Philosophy and Religion Department Mission

Our mission is to transform students into global citizens who can critically examine life’s deepest questions from multiple perspectives, including one’s own values and those of their surrounding society, by working collaboratively and creatively with individuals from diverse backgrounds

Both philosophy and religious studies programs at Franklin College are rooted within a liberal arts tradition that pushes students to closely study their own beliefs and values, as well as appreciate the diverse perspectives of other cultures, philosophies, and religious traditions. Yet more than this, students in these programs learn about themselves and others through service learning projects, exciting internships, and study-abroad opportunities.

Majors and minors in either program include flexible schedules and self-directed learning experiences in collaboration with the department’s faculty. Both programs are frequently tailored to the interests of the students within them, because our department is committed to helping students understand themselves and the values of those around them. Many students who major in either philosophy or religion have easily double-majored in political science, history, psychology, computer science, and art, as well as minored in nonprofit leadership.

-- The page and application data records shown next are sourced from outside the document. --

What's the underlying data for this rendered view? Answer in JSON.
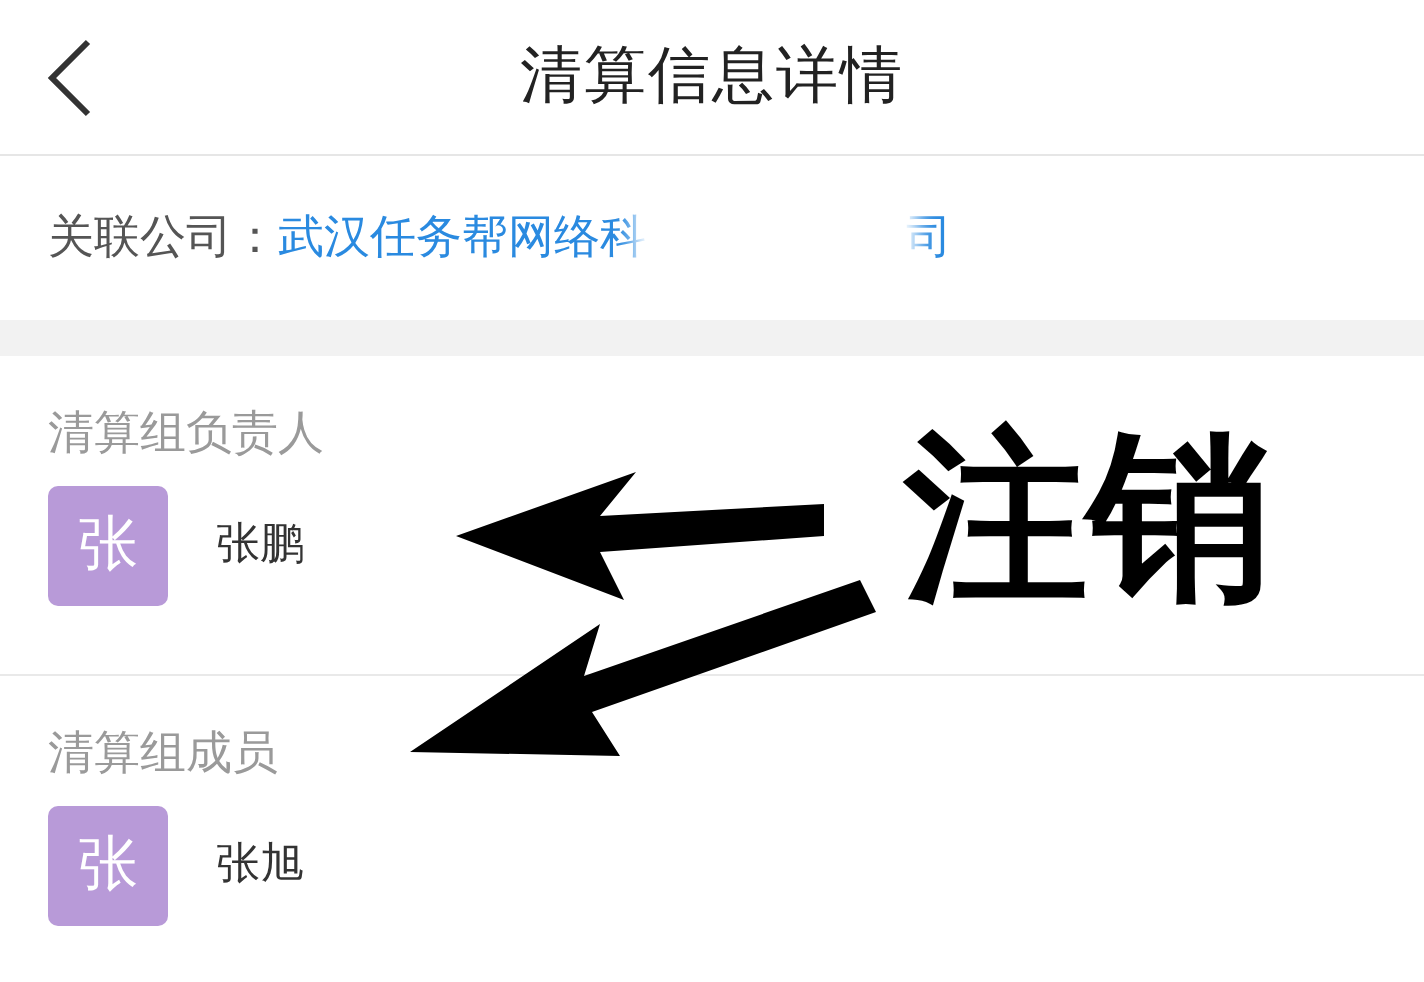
{
  "header": {
    "title": "清算信息详情"
  },
  "company": {
    "label": "关联公司：",
    "name_start": "武汉任务帮网络科",
    "name_end": "司"
  },
  "sections": [
    {
      "label": "清算组负责人",
      "members": [
        {
          "avatar": "张",
          "name": "张鹏"
        }
      ]
    },
    {
      "label": "清算组成员",
      "members": [
        {
          "avatar": "张",
          "name": "张旭"
        }
      ]
    }
  ],
  "annotation": {
    "text": "注销"
  }
}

Many of our graduates have gone on to pursue careers in law, the nonprofit sector, business, counseling, religious life, public education, and higher education.

Student Learning Outcomes

  • Graduates will be able to consider competing perspectives on controversial social issues using figures and theories within their academic discipline. (philosophy or religious studies)
  • Graduates will be able to collaborate with others from diverse backgrounds to propose ways of addressing complex social issues.
  • Graduates will be able to clearly articulate how norms of power and value are realized in themselves and in society.

Philosophy and Religion and the Franklin College Family

Students are usually surprised to find that the courses offered by professors in the philosophy and religion department frequently apply course content to current social issues and cultural discussions from a variety of different academic disciplines. That’s because the philosophy and religion department at Franklin College uses the liberal arts to enhance the content of our classes, projects, and service-learning opportunities. Whether our department is discussing how closely psychology and Buddhist meditation are aligned, the ways in which moral arguments about climate change can be supported by scientific research, or how biblical and quranic traditions of hospitality can be found today in war-torn Syria, our department claims that every area of study can be understood better by exploring the religious and philosophical ideas and questions that surround them. Students leave our programs with more wisdom about how to live in an ever-changing world.